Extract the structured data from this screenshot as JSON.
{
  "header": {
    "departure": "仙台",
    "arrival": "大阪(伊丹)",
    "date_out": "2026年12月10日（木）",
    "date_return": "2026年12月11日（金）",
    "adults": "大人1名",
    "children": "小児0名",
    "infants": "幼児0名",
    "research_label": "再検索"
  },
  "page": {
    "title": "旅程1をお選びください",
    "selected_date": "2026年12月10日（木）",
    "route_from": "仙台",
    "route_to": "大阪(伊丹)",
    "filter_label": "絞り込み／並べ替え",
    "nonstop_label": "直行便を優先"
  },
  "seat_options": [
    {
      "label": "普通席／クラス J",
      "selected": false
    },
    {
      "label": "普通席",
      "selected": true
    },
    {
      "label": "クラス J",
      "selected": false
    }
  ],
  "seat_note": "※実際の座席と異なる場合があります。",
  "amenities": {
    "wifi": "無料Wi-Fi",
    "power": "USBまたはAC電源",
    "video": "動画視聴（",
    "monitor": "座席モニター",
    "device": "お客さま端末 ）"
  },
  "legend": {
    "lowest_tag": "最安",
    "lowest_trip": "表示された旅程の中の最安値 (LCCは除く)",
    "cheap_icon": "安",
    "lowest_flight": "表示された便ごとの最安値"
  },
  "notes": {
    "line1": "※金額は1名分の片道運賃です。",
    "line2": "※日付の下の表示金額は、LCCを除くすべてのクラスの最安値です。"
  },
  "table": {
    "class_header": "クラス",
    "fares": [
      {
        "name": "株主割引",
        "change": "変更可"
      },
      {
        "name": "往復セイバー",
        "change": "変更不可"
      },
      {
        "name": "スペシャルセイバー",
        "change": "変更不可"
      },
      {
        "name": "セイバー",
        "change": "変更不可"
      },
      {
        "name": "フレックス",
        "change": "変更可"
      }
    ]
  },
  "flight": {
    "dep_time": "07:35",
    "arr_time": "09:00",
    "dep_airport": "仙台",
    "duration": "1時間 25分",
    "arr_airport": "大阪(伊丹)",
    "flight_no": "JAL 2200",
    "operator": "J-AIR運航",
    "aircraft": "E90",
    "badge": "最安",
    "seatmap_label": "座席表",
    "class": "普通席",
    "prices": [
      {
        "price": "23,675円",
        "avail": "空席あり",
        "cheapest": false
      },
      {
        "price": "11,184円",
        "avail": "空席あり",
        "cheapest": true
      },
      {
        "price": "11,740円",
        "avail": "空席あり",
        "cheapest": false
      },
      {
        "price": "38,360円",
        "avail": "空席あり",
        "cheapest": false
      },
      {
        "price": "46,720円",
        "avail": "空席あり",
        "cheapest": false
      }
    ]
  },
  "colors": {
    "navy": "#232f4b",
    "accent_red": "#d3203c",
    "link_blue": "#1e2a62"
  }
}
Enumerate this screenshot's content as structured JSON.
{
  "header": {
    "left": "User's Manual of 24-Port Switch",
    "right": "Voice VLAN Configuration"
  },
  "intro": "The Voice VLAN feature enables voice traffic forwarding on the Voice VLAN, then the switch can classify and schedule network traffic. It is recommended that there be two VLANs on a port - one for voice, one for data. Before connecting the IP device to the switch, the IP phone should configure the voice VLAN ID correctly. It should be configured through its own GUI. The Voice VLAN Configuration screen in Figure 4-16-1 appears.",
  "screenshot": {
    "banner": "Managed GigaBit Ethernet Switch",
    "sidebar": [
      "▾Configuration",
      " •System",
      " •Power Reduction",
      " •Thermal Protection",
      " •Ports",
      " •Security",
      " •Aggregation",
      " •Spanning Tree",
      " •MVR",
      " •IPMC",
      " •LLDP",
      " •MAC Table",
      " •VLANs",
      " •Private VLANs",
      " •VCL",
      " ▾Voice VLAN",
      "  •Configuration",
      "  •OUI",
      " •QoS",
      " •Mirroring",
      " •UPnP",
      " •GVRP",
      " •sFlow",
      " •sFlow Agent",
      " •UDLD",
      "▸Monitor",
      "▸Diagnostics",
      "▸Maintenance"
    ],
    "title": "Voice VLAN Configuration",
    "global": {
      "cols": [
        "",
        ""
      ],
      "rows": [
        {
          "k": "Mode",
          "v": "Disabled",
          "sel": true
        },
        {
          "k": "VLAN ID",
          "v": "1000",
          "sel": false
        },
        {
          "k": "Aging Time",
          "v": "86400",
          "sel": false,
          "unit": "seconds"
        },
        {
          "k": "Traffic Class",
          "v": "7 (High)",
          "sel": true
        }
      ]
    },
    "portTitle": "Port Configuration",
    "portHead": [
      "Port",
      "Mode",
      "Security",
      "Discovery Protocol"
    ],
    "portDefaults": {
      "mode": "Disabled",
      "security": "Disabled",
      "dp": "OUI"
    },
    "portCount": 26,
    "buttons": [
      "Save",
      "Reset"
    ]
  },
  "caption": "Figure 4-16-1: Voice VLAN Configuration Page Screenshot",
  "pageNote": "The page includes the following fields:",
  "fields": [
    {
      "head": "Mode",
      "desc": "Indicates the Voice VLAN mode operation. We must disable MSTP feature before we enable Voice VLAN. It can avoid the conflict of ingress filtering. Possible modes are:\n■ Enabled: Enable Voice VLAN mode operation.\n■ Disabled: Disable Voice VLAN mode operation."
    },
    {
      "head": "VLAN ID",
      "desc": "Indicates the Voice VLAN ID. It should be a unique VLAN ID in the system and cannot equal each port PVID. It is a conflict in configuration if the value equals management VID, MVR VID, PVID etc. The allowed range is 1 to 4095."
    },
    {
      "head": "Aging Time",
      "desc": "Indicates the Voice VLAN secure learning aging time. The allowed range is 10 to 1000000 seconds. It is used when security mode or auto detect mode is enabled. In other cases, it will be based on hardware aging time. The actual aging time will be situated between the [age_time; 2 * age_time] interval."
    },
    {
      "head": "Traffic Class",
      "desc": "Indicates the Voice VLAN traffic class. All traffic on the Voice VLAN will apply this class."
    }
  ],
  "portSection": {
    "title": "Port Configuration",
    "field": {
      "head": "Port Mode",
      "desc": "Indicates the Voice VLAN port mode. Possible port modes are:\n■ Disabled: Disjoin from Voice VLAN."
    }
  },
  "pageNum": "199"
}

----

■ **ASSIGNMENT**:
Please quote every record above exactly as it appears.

■ **REPLY TO THE TASK**:
Extract the structured data from this screenshot as JSON.
{
  "header": {
    "departure": "仙台",
    "arrival": "大阪(伊丹)",
    "date_out": "2026年12月10日（木）",
    "date_return": "2026年12月11日（金）",
    "adults": "大人1名",
    "children": "小児0名",
    "infants": "幼児0名",
    "research_label": "再検索"
  },
  "page": {
    "title": "旅程1をお選びください",
    "selected_date": "2026年12月10日（木）",
    "route_from": "仙台",
    "route_to": "大阪(伊丹)",
    "filter_label": "絞り込み／並べ替え",
    "nonstop_label": "直行便を優先"
  },
  "seat_options": [
    {
      "label": "普通席／クラス J",
      "selected": false
    },
    {
      "label": "普通席",
      "selected": true
    },
    {
      "label": "クラス J",
      "selected": false
    }
  ],
  "seat_note": "※実際の座席と異なる場合があります。",
  "amenities": {
    "wifi": "無料Wi-Fi",
    "power": "USBまたはAC電源",
    "video": "動画視聴（",
    "monitor": "座席モニター",
    "device": "お客さま端末 ）"
  },
  "legend": {
    "lowest_tag": "最安",
    "lowest_trip": "表示された旅程の中の最安値 (LCCは除く)",
    "cheap_icon": "安",
    "lowest_flight": "表示された便ごとの最安値"
  },
  "notes": {
    "line1": "※金額は1名分の片道運賃です。",
    "line2": "※日付の下の表示金額は、LCCを除くすべてのクラスの最安値です。"
  },
  "table": {
    "class_header": "クラス",
    "fares": [
      {
        "name": "株主割引",
        "change": "変更可"
      },
      {
        "name": "往復セイバー",
        "change": "変更不可"
      },
      {
        "name": "スペシャルセイバー",
        "change": "変更不可"
      },
      {
        "name": "セイバー",
        "change": "変更不可"
      },
      {
        "name": "フレックス",
        "change": "変更可"
      }
    ]
  },
  "flight": {
    "dep_time": "07:35",
    "arr_time": "09:00",
    "dep_airport": "仙台",
    "duration": "1時間 25分",
    "arr_airport": "大阪(伊丹)",
    "flight_no": "JAL 2200",
    "operator": "J-AIR運航",
    "aircraft": "E90",
    "badge": "最安",
    "seatmap_label": "座席表",
    "class": "普通席",
    "prices": [
      {
        "price": "23,675円",
        "avail": "空席あり",
        "cheapest": false
      },
      {
        "price": "11,184円",
        "avail": "空席あり",
        "cheapest": true
      },
      {
        "price": "11,740円",
        "avail": "空席あり",
        "cheapest": false
      },
      {
        "price": "38,360円",
        "avail": "空席あり",
        "cheapest": false
      },
      {
        "price": "46,720円",
        "avail": "空席あり",
        "cheapest": false
      }
    ]
  },
  "colors": {
    "navy": "#232f4b",
    "accent_red": "#d3203c",
    "link_blue": "#1e2a62"
  }
}
Enumerate this screenshot's content as structured JSON.
{
  "header": {
    "left": "User's Manual of 24-Port Switch",
    "right": "Voice VLAN Configuration"
  },
  "intro": "The Voice VLAN feature enables voice traffic forwarding on the Voice VLAN, then the switch can classify and schedule network traffic. It is recommended that there be two VLANs on a port - one for voice, one for data. Before connecting the IP device to the switch, the IP phone should configure the voice VLAN ID correctly. It should be configured through its own GUI. The Voice VLAN Configuration screen in Figure 4-16-1 appears.",
  "screenshot": {
    "banner": "Managed GigaBit Ethernet Switch",
    "sidebar": [
      "▾Configuration",
      " •System",
      " •Power Reduction",
      " •Thermal Protection",
      " •Ports",
      " •Security",
      " •Aggregation",
      " •Spanning Tree",
      " •MVR",
      " •IPMC",
      " •LLDP",
      " •MAC Table",
      " •VLANs",
      " •Private VLANs",
      " •VCL",
      " ▾Voice VLAN",
      "  •Configuration",
      "  •OUI",
      " •QoS",
      " •Mirroring",
      " •UPnP",
      " •GVRP",
      " •sFlow",
      " •sFlow Agent",
      " •UDLD",
      "▸Monitor",
      "▸Diagnostics",
      "▸Maintenance"
    ],
    "title": "Voice VLAN Configuration",
    "global": {
      "cols": [
        "",
        ""
      ],
      "rows": [
        {
          "k": "Mode",
          "v": "Disabled",
          "sel": true
        },
        {
          "k": "VLAN ID",
          "v": "1000",
          "sel": false
        },
        {
          "k": "Aging Time",
          "v": "86400",
          "sel": false,
          "unit": "seconds"
        },
        {
          "k": "Traffic Class",
          "v": "7 (High)",
          "sel": true
        }
      ]
    },
    "portTitle": "Port Configuration",
    "portHead": [
      "Port",
      "Mode",
      "Security",
      "Discovery Protocol"
    ],
    "portDefaults": {
      "mode": "Disabled",
      "security": "Disabled",
      "dp": "OUI"
    },
    "portCount": 26,
    "buttons": [
      "Save",
      "Reset"
    ]
  },
  "caption": "Figure 4-16-1: Voice VLAN Configuration Page Screenshot",
  "pageNote": "The page includes the following fields:",
  "fields": [
    {
      "head": "Mode",
      "desc": "Indicates the Voice VLAN mode operation. We must disable MSTP feature before we enable Voice VLAN. It can avoid the conflict of ingress filtering. Possible modes are:\n■ Enabled: Enable Voice VLAN mode operation.\n■ Disabled: Disable Voice VLAN mode operation."
    },
    {
      "head": "VLAN ID",
      "desc": "Indicates the Voice VLAN ID. It should be a unique VLAN ID in the system and cannot equal each port PVID. It is a conflict in configuration if the value equals management VID, MVR VID, PVID etc. The allowed range is 1 to 4095."
    },
    {
      "head": "Aging Time",
      "desc": "Indicates the Voice VLAN secure learning aging time. The allowed range is 10 to 1000000 seconds. It is used when security mode or auto detect mode is enabled. In other cases, it will be based on hardware aging time. The actual aging time will be situated between the [age_time; 2 * age_time] interval."
    },
    {
      "head": "Traffic Class",
      "desc": "Indicates the Voice VLAN traffic class. All traffic on the Voice VLAN will apply this class."
    }
  ],
  "portSection": {
    "title": "Port Configuration",
    "field": {
      "head": "Port Mode",
      "desc": "Indicates the Voice VLAN port mode. Possible port modes are:\n■ Disabled: Disjoin from Voice VLAN."
    }
  },
  "pageNum": "199"
}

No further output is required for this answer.